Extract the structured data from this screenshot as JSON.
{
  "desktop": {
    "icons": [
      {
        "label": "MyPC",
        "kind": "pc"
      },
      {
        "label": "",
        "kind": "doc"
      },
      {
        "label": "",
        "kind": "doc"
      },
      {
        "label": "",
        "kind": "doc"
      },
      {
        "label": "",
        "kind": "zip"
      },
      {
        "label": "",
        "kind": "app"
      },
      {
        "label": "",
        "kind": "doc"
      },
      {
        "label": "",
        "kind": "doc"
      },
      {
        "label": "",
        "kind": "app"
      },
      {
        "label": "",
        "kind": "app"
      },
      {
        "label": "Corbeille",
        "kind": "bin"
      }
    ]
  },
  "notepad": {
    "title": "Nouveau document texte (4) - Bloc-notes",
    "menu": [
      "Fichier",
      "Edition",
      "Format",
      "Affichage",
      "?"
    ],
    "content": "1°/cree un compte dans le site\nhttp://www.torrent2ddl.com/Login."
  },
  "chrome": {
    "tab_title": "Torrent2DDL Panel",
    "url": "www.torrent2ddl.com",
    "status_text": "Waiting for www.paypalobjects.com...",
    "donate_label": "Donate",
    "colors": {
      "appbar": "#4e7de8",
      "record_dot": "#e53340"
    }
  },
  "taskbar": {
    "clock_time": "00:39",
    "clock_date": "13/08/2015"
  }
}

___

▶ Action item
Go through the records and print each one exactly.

▶ Finished exercise
Extract the structured data from this screenshot as JSON.
{
  "desktop": {
    "icons": [
      {
        "label": "MyPC",
        "kind": "pc"
      },
      {
        "label": "",
        "kind": "doc"
      },
      {
        "label": "",
        "kind": "doc"
      },
      {
        "label": "",
        "kind": "doc"
      },
      {
        "label": "",
        "kind": "zip"
      },
      {
        "label": "",
        "kind": "app"
      },
      {
        "label": "",
        "kind": "doc"
      },
      {
        "label": "",
        "kind": "doc"
      },
      {
        "label": "",
        "kind": "app"
      },
      {
        "label": "",
        "kind": "app"
      },
      {
        "label": "Corbeille",
        "kind": "bin"
      }
    ]
  },
  "notepad": {
    "title": "Nouveau document texte (4) - Bloc-notes",
    "menu": [
      "Fichier",
      "Edition",
      "Format",
      "Affichage",
      "?"
    ],
    "content": "1°/cree un compte dans le site\nhttp://www.torrent2ddl.com/Login."
  },
  "chrome": {
    "tab_title": "Torrent2DDL Panel",
    "url": "www.torrent2ddl.com",
    "status_text": "Waiting for www.paypalobjects.com...",
    "donate_label": "Donate",
    "colors": {
      "appbar": "#4e7de8",
      "record_dot": "#e53340"
    }
  },
  "taskbar": {
    "clock_time": "00:39",
    "clock_date": "13/08/2015"
  }
}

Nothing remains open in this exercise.